Task instructions:
Every record must be reproduced exactly. Leave none out.
[Opening Records provided section]
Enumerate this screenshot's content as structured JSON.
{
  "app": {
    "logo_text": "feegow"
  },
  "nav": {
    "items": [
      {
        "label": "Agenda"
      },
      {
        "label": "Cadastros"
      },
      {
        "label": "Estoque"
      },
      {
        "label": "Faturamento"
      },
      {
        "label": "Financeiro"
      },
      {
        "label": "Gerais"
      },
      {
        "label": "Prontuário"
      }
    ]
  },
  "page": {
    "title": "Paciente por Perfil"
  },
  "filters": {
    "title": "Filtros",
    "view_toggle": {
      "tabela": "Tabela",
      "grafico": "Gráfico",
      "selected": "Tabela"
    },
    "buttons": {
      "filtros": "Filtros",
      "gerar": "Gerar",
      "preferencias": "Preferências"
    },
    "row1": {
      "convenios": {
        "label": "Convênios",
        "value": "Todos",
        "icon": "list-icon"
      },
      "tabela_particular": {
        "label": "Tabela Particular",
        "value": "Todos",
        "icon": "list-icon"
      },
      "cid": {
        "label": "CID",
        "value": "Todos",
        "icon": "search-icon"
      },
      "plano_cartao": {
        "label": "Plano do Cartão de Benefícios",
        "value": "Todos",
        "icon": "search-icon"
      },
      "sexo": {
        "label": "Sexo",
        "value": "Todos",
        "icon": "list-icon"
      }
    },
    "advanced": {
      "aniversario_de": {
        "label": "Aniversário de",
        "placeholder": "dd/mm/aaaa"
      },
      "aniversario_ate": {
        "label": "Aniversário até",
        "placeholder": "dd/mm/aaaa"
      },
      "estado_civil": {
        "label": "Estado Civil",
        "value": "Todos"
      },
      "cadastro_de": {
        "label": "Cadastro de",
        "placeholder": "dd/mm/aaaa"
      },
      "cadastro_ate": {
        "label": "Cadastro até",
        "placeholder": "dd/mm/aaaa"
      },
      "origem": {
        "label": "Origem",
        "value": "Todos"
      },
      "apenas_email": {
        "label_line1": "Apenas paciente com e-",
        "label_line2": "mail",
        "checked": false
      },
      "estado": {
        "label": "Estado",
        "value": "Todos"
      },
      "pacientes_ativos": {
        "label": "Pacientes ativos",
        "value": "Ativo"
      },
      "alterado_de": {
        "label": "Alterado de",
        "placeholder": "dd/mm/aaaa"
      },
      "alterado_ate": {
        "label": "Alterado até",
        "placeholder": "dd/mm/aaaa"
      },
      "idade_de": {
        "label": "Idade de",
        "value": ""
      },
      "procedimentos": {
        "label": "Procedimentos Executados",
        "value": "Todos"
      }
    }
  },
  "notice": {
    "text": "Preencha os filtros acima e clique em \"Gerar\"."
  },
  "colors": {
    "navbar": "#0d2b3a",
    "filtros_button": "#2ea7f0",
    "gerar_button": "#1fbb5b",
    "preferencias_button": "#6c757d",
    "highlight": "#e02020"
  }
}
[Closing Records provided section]
Result of the task:
Enumerate this screenshot's content as structured JSON.
{
  "app": {
    "logo_text": "feegow"
  },
  "nav": {
    "items": [
      {
        "label": "Agenda"
      },
      {
        "label": "Cadastros"
      },
      {
        "label": "Estoque"
      },
      {
        "label": "Faturamento"
      },
      {
        "label": "Financeiro"
      },
      {
        "label": "Gerais"
      },
      {
        "label": "Prontuário"
      }
    ]
  },
  "page": {
    "title": "Paciente por Perfil"
  },
  "filters": {
    "title": "Filtros",
    "view_toggle": {
      "tabela": "Tabela",
      "grafico": "Gráfico",
      "selected": "Tabela"
    },
    "buttons": {
      "filtros": "Filtros",
      "gerar": "Gerar",
      "preferencias": "Preferências"
    },
    "row1": {
      "convenios": {
        "label": "Convênios",
        "value": "Todos",
        "icon": "list-icon"
      },
      "tabela_particular": {
        "label": "Tabela Particular",
        "value": "Todos",
        "icon": "list-icon"
      },
      "cid": {
        "label": "CID",
        "value": "Todos",
        "icon": "search-icon"
      },
      "plano_cartao": {
        "label": "Plano do Cartão de Benefícios",
        "value": "Todos",
        "icon": "search-icon"
      },
      "sexo": {
        "label": "Sexo",
        "value": "Todos",
        "icon": "list-icon"
      }
    },
    "advanced": {
      "aniversario_de": {
        "label": "Aniversário de",
        "placeholder": "dd/mm/aaaa"
      },
      "aniversario_ate": {
        "label": "Aniversário até",
        "placeholder": "dd/mm/aaaa"
      },
      "estado_civil": {
        "label": "Estado Civil",
        "value": "Todos"
      },
      "cadastro_de": {
        "label": "Cadastro de",
        "placeholder": "dd/mm/aaaa"
      },
      "cadastro_ate": {
        "label": "Cadastro até",
        "placeholder": "dd/mm/aaaa"
      },
      "origem": {
        "label": "Origem",
        "value": "Todos"
      },
      "apenas_email": {
        "label_line1": "Apenas paciente com e-",
        "label_line2": "mail",
        "checked": false
      },
      "estado": {
        "label": "Estado",
        "value": "Todos"
      },
      "pacientes_ativos": {
        "label": "Pacientes ativos",
        "value": "Ativo"
      },
      "alterado_de": {
        "label": "Alterado de",
        "placeholder": "dd/mm/aaaa"
      },
      "alterado_ate": {
        "label": "Alterado até",
        "placeholder": "dd/mm/aaaa"
      },
      "idade_de": {
        "label": "Idade de",
        "value": ""
      },
      "procedimentos": {
        "label": "Procedimentos Executados",
        "value": "Todos"
      }
    }
  },
  "notice": {
    "text": "Preencha os filtros acima e clique em \"Gerar\"."
  },
  "colors": {
    "navbar": "#0d2b3a",
    "filtros_button": "#2ea7f0",
    "gerar_button": "#1fbb5b",
    "preferencias_button": "#6c757d",
    "highlight": "#e02020"
  }
}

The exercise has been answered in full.